II.

 

Second, appellant argues that because the district court lacked inherent authority to expunge criminal records maintained by executive-branch agencies, it abused its discretion by ordering expungement of the records of law-enforcement agencies and the city, county, and state attorney’s offices. 

It is well settled that

[e]xpungement becomes essential to the performance of the courts’ fundamental function of protecting legal rights only when a petitioner’s rights have been violated.  Thus, absent evidence that executive agents abused their discretion in the performance of a governmental function, the judiciary may not interfere with the executive’s record-keeping function by ordering the expungement of its records.

 

State v. T.M.B., 590 N.W.2d 809, 812 (Minn. App. 1999), review denied (June 16, 1999); see also State v. Schultz, 676 N.W.2d 337, 343-44 (Minn. App. 2004) (holding that, absent evidence of injustice resulting from an executive agent’s abuse of discretion, the district court oversteps its inherent authority when it orders the executive branch to seal records).  Here, the record does not contain any evidence that executive agents abused their discretion; therefore, the district court lacked inherent authority to order expungement of respondent’s executive-branch records.

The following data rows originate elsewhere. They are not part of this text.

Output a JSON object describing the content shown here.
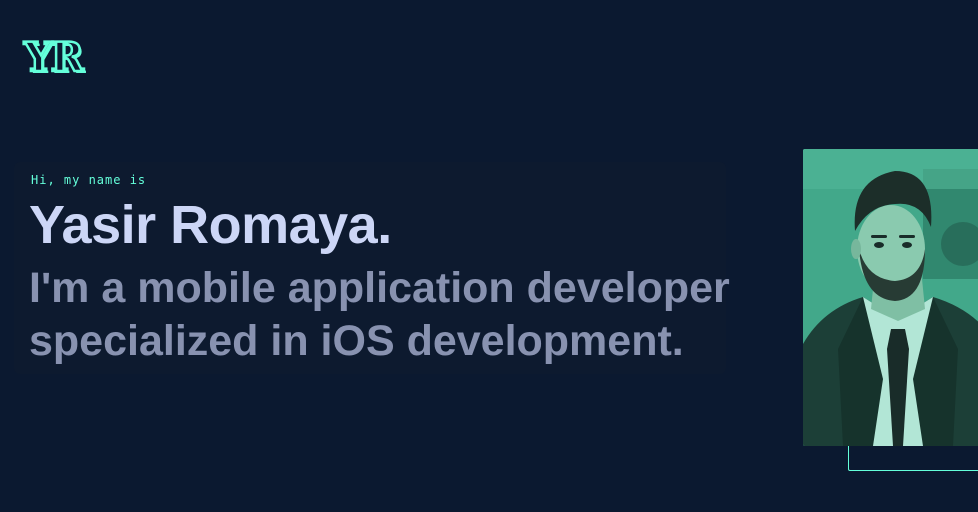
{
  "header": {
    "logo_text": "YR"
  },
  "hero": {
    "greeting": "Hi, my name is",
    "name": "Yasir Romaya.",
    "tagline": "I'm a mobile application developer specialized in iOS development."
  },
  "profile_photo": {
    "alt": "Yasir Romaya"
  },
  "colors": {
    "background": "#0b1930",
    "accent": "#64ffda",
    "heading": "#ccd6f6",
    "subheading": "#8892b0"
  }
}
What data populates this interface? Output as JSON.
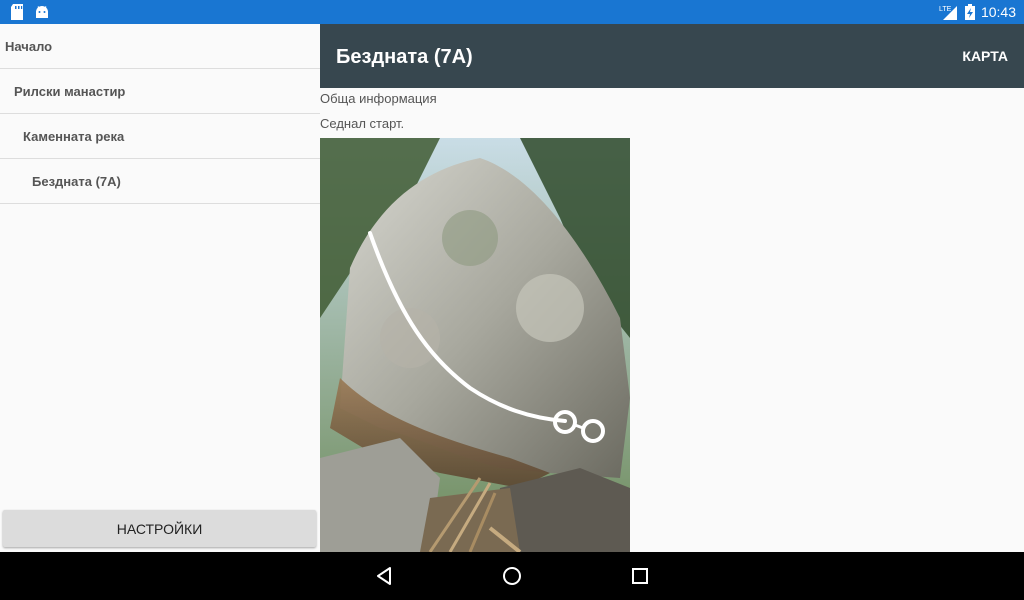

D E C I S I O N

            Because the district court lacked statutory authority to expunge respondent’s court records and inherent authority to expunge executive-branch records, we reverse. 

            Reversed.

HARTEN, Judge (concurring specially)

            I concur in all respects with the court’s opinion.  I write separately to highlight a statutory provision that requires attention for proper administration of the expungement law.  Minn. Stat. § 609A.02, subd. 3 (Supp. 2005), is the gatekeeper statute for the filing of expungement petitions.  My remarks specifically target petitions seeking to expunge records of certain criminal proceedings not resulting in a conviction.  Section 609A.02, subd. 3, provides in pertinent part:

A petition may be filed under section 609A.03 to seal all records relating to an arrest, indictment or information . . . if all pending actions or proceedings were resolved in favor of the petitioner.

 

(Emphasis added).  In order to file a petition, there must be a pre-filing showing that all pending actions or proceedings were resolved in favor of the petitioner.  This requires some administrative oversight before a filing can be made and the jurisdiction of the court invoked.  I point this out because this court has handled a number of appeals involving expungement petitions in which the proceedings sought to be expunged obviously were not resolved in favor of the petitioner.  This results in a waste of judicial resources at both the trial and appellate level on cases that should never have been allowed to enter the system in the first place.



* Retired judge of the Minnesota Court of Appeals, serving by appointment pursuant to Minn. Const. art. VI, § 10.